The Tasty, and Dangerous, Fishy Morsel

Are you ready? I know I’m ready! 

The season is here. The mercury is rising, the days are longer and it’s time. It’s time to relish in the Summer sunshine and I hear our stunning West Coast is due for a cracker!

Many of our favourite sports and activities rest in an awkward hibernation during Winter, only to have the dust blown off them at the first peek of Summer. The water skis come out, the mountain bikes get a service, the fishing rods come off the rack and walking shoes come out of the wardrobe. The streets come alive with runners, bikers and dog walkers from early morning to late at night as the sun and warmth tugs at our natural instinct … to get out and enjoy the longer, warmer days while we can. Fishermen and fisherwomen will take advantage of a late afternoon/evening fish, and share the beach with walkers, strollers, runners and dogs. Which brings me to tell you about an after hours patient who visited the Hokitika clinic last Wednesday night. 

Raven, a 10 month old American Staffordshire Terrier, was having a great time, running and sniffing along the beach in the late afternoon sunshine with her family, when she discovered a delicious piece of discarded bait, still attached to an enormous hook and leader. The phone call came to our on-call vet Minnie just after 8pm. The owner was extremely vigilant and with quick-thinking used a clamp to attach the other end of the fishing line to Raven’s collar. With another emergency in the clinic, Minnie and TJ (our on-call vet nurse) triaged Raven to jump the queue. 
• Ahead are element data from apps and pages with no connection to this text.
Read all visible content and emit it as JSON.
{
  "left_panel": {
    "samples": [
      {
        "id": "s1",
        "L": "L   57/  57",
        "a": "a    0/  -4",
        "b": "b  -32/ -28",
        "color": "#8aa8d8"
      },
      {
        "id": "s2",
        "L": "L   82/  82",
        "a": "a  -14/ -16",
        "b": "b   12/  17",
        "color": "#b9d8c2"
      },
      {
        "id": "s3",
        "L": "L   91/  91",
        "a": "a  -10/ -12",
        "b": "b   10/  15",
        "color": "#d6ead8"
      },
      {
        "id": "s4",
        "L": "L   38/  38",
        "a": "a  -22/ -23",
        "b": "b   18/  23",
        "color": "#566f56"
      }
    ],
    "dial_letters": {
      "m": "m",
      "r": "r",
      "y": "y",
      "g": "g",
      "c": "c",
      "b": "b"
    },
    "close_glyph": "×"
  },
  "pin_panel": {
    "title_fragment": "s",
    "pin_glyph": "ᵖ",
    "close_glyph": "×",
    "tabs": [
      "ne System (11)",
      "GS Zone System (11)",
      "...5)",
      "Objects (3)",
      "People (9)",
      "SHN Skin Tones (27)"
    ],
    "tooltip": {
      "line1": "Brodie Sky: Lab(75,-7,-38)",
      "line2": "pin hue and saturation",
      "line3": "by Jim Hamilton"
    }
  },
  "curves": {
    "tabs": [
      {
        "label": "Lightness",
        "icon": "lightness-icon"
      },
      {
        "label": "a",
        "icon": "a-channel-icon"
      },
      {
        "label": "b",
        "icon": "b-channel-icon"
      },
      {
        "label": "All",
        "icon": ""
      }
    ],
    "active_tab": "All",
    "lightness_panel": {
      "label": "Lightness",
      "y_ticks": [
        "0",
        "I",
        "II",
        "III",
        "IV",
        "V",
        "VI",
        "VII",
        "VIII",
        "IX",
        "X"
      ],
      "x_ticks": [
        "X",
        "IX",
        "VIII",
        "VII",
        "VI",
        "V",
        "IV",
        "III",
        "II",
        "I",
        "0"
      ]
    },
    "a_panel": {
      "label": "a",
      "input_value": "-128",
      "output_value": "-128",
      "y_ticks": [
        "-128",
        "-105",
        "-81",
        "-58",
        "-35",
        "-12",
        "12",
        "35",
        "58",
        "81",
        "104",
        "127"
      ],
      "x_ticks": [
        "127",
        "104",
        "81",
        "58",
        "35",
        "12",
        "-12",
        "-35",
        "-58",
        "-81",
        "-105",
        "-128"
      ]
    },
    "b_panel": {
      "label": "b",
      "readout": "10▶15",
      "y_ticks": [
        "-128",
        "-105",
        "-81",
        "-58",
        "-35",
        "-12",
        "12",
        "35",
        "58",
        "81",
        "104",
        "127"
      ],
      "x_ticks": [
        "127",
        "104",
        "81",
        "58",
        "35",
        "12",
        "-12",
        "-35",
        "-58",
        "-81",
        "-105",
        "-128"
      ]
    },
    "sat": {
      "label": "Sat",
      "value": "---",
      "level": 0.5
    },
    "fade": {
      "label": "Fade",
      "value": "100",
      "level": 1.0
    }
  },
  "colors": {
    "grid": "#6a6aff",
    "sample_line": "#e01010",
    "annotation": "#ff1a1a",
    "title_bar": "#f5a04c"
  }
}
Was the hook still in her mouth? Was it stuck in her oesophagus? Or had it made its way to her stomach? Was the bait still on the hook? Had the hook damaged anything on the way down? These were the first questions we had to find the answers to before we could even begin to establish whether we could remove it or not. After Raven’s initial physical examination, we took an X-ray to try and locate the whereabouts of the dreaded fish hook. 

Raven went into surgery that night with Minnie and TJ, and the fish hook was successfully removed, with bait still attached, from Raven’s stomach. By 11.45pm, Raven was in recovery. A week later, she is doing amazingly well. She is one very lucky puppy. If her human family hadn’t seen her eat it, or if the hook didn’t have any fishing line attached, her beach food scavenging may have gone unnoticed, which would have had dire consequences. 

Swallowing a fish hook can cause irreparable damage and even death. 

So, a note to all pets owners who walk along the beach, keep your eyes peeled for any evidence of this much loved and super popular Summer activity. And, to all of you who enjoy a spot of fishing on the beach, or river, please be super vigilant and keep your gear close by and packed away in your tackle boxes. Our fellow canines don’t know whether a life threatening hook may be inside a delicious fishy morsel they want to devour. They are only out and about trying to enjoy the Summer days, just like us. 

On a side note, when we think about dogs and hooks - most often we think about hookworms, nasty parasites that set up residence in their stomachs. So remember to keep your pups on their worming programme, to keep them at their happiest!